Oh mother city
City of love and mercy
How long must you carry this sorrow
Oh mother city
When you come to me
Bring a pair of eyes
So that I can see the world differently
Anyone passing by can sit
Under the dream tree
In this quiet space
Their wounds will heal
The Afghan Women’s Writing Project is pleased to participate in the global Sixteen Days of Activism Against Gender Violence campaign from Nov. 25 through Dec. 10—International Human Rights Day.
The work presented here represents just a few of the essays and poems written by AWWP writers in honor of International Women’s Day over the last several years. Please join our writers in celebrating IWD on Wednesday, March 8, 2017.
Two AWWP writers survived a terrorist attack last month by armed gunmen at American University of Afghanistan. The August 24 attack killed thirteen people, including students, teachers, and security guards. The two girls tell their stories for AWWP here. AUAF remains closed since the attack.
Wednesday 24th of August, 2016. The fourth day of my second semester. My last class finished at 6:20 p.m. I expected to meet a friend, but she did not come so I finished my dinner and went to the mosque to pray. At 7:04 p.m., I had just finished praying when three explosions went off two meters (6.5 feet) from the mosque. The air turned dark, the ceiling fell upon us. It was hard to breathe. Seconds later, gunshots began. I could not believe what seemed clear: the American University of Afghanistan was under attack.
The 24th of August was the third day of my second semester at AUAF. I had started with so many hopes. I was in statistics class on the second floor of the Bayat Building, listening carefully to the lecture, when we heard gunfire close to campus. Growing up in Afghanistan, we think of gunfire as routine. Our professor continued his lecture. Seconds later, an ear-blasting bomb shook the building and shattered the window glass. The campus was under attack.

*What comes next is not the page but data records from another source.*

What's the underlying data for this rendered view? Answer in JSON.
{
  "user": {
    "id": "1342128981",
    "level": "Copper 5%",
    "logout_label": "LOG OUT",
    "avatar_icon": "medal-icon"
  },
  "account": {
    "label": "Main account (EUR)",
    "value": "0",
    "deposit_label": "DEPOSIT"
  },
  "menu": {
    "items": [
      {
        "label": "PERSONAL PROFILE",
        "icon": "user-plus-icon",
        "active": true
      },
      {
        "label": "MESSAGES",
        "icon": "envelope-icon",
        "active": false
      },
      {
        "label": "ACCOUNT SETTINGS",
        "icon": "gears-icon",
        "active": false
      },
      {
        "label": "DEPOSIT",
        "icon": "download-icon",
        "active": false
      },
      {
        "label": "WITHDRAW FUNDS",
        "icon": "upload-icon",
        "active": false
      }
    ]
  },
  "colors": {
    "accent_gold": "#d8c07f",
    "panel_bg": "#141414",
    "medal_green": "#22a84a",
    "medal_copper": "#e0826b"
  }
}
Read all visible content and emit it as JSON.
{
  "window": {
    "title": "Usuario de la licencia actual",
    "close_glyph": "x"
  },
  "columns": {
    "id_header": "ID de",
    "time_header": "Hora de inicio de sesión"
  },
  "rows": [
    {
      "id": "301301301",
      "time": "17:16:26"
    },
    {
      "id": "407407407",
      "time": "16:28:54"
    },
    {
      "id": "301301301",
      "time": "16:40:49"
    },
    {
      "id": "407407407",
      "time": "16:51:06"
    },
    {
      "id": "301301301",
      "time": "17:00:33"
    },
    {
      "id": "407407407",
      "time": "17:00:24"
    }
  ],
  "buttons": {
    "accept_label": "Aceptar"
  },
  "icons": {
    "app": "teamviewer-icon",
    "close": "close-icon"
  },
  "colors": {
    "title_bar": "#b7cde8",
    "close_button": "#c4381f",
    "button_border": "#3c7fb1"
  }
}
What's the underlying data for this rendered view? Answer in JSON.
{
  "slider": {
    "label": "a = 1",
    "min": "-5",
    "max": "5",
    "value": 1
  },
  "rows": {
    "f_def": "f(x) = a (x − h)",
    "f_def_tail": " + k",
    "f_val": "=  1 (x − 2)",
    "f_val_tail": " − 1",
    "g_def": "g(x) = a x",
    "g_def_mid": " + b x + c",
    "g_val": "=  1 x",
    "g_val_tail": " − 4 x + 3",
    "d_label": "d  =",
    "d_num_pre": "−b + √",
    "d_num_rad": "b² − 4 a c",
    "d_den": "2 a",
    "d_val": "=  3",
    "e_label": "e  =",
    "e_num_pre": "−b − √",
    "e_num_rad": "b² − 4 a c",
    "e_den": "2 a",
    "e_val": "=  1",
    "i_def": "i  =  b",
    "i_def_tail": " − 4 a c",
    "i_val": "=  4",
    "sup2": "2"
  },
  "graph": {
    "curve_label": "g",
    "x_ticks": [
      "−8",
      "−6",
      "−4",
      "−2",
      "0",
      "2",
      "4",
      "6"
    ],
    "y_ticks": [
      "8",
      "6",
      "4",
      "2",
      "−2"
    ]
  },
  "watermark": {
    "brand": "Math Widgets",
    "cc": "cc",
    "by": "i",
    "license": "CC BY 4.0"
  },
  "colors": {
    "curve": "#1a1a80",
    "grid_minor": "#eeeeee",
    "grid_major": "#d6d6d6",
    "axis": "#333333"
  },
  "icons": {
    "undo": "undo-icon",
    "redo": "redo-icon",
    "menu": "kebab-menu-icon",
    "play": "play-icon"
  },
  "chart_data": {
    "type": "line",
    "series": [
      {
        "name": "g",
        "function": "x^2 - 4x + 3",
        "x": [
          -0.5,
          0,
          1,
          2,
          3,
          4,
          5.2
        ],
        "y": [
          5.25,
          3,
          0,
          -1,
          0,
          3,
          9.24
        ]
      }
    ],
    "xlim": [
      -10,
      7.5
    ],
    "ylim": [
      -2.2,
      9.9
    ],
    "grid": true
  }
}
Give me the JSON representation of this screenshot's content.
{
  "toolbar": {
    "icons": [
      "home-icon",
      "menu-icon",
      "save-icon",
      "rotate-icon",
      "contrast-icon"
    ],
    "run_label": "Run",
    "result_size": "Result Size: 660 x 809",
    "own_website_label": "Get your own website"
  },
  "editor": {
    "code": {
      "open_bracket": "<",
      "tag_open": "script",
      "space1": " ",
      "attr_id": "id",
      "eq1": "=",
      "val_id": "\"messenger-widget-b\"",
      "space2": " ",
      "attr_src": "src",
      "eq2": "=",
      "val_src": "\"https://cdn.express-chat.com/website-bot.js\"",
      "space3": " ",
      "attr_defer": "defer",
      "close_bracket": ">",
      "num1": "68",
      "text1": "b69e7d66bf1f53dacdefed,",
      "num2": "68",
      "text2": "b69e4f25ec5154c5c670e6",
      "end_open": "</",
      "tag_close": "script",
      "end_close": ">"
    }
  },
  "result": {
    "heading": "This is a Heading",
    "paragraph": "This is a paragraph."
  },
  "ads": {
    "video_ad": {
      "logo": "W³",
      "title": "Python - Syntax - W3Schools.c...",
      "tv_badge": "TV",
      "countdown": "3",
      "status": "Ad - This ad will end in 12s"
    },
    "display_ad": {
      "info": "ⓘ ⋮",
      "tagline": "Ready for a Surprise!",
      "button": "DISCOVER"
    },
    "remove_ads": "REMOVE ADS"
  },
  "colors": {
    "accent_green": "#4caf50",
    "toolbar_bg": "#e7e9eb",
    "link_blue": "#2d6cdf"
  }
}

Since early 2013, AWWP has featured twelve Oral Stories series in which AWWP writers have collected stories from women in Afghanistan, in particular women who are illiterate and cannot write their stories themselves. The women’s stories are recorded, transcribed, and translated into English by our writers and then edited for publication.